(Dataset rows for apps and sites)
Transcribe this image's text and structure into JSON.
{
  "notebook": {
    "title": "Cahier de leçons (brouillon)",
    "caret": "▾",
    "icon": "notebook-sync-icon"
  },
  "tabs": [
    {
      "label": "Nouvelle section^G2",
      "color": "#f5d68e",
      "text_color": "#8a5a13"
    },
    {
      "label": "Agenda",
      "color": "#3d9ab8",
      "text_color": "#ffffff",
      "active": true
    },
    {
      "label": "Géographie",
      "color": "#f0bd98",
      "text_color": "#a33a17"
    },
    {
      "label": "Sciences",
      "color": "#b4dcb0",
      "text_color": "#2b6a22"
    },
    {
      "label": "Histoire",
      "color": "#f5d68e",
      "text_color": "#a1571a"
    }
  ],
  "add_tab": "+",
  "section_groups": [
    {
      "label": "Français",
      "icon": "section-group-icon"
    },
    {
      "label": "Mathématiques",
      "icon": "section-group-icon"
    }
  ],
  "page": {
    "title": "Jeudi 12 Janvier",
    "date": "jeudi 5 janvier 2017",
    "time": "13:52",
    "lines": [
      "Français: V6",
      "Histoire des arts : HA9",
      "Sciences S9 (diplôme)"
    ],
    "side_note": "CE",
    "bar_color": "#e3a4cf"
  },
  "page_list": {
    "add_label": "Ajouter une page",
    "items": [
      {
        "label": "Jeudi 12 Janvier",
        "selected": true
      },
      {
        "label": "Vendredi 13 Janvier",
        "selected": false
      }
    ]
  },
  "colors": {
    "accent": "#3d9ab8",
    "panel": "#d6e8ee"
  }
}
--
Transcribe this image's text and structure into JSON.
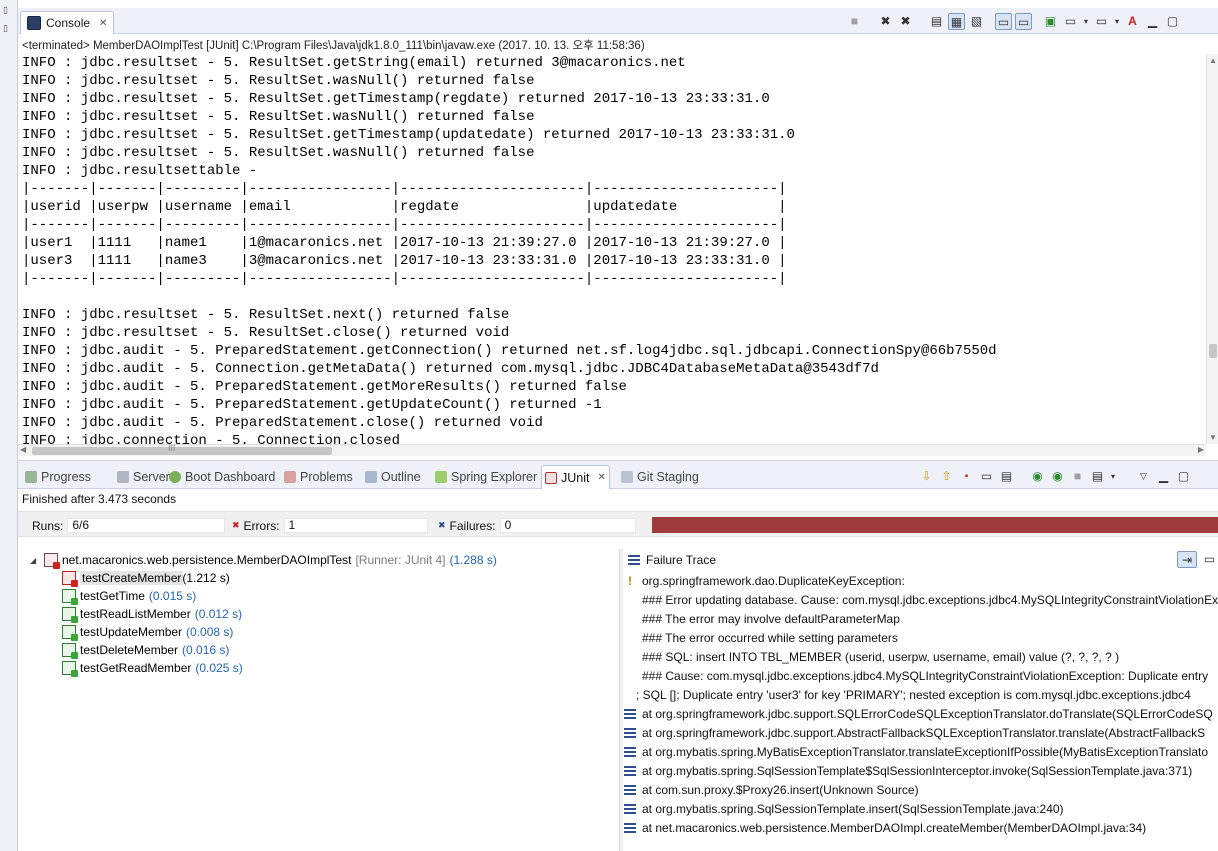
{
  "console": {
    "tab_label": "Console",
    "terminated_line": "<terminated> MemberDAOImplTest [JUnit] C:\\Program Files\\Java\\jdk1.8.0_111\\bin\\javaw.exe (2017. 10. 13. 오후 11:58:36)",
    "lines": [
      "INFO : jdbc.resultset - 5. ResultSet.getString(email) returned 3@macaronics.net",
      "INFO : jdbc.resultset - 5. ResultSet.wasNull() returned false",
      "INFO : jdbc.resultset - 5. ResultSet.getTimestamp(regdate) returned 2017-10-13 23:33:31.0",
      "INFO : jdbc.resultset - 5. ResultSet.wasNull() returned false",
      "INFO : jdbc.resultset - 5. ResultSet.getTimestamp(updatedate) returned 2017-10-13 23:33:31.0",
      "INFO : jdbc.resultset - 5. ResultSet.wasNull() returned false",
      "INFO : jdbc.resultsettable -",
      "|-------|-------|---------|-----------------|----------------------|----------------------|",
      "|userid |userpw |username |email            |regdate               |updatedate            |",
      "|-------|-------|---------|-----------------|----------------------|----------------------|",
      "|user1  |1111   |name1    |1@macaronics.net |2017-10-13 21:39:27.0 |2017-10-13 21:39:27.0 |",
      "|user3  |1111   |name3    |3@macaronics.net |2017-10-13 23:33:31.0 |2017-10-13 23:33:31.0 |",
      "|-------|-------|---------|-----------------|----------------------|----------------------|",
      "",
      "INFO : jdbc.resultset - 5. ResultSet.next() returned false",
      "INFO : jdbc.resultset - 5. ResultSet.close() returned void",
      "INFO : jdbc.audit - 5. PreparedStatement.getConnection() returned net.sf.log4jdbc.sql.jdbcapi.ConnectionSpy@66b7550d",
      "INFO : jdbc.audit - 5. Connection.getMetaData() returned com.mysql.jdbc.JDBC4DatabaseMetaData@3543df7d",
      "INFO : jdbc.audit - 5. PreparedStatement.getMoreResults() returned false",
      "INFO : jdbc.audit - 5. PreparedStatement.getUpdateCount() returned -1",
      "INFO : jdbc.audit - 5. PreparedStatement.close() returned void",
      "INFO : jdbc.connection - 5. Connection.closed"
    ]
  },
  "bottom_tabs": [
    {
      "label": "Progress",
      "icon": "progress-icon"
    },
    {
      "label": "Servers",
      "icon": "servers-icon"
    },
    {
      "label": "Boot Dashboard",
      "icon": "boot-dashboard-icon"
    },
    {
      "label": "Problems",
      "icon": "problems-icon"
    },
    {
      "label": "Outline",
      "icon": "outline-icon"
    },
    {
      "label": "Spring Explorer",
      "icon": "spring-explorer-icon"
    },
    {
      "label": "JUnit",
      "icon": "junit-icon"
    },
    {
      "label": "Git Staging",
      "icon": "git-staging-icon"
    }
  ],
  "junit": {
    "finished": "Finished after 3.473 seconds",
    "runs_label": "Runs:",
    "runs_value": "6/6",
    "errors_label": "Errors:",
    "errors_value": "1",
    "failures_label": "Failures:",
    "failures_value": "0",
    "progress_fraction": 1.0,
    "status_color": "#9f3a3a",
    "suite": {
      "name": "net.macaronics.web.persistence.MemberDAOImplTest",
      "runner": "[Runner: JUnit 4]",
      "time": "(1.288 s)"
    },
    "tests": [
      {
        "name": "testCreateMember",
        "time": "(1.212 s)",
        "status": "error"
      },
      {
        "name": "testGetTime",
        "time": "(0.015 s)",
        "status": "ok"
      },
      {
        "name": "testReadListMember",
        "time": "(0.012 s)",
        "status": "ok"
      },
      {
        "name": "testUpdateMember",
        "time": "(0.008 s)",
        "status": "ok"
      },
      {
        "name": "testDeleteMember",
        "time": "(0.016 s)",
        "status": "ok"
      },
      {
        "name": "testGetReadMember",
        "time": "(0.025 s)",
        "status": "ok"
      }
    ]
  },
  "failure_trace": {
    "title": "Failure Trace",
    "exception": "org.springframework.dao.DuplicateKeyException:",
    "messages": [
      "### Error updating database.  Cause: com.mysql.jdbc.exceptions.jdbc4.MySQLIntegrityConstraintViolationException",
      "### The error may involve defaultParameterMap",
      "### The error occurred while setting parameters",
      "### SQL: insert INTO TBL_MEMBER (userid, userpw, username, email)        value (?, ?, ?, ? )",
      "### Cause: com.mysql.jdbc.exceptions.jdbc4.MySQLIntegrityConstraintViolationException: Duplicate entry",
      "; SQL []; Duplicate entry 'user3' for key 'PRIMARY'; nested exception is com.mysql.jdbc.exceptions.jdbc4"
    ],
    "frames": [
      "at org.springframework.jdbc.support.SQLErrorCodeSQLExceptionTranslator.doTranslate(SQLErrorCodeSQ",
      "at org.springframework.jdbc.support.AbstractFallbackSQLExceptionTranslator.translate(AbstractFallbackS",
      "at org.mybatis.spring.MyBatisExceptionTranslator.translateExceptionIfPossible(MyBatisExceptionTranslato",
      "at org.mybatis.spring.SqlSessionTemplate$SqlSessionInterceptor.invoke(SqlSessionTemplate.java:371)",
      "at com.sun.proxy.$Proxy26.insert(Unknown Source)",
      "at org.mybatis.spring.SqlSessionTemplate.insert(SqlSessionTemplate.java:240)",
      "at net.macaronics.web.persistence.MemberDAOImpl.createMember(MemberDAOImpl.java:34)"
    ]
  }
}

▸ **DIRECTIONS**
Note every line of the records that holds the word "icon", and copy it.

▸ **EXERCISE RESULT**
    "icon": "notebook-sync-icon"
      "icon": "section-group-icon"
      "icon": "section-group-icon"
      "icon": "progress-icon"
      "icon": "servers-icon"
      "icon": "boot-dashboard-icon"
      "icon": "problems-icon"
      "icon": "outline-icon"
      "icon": "spring-explorer-icon"
      "icon": "junit-icon"
      "icon": "git-staging-icon"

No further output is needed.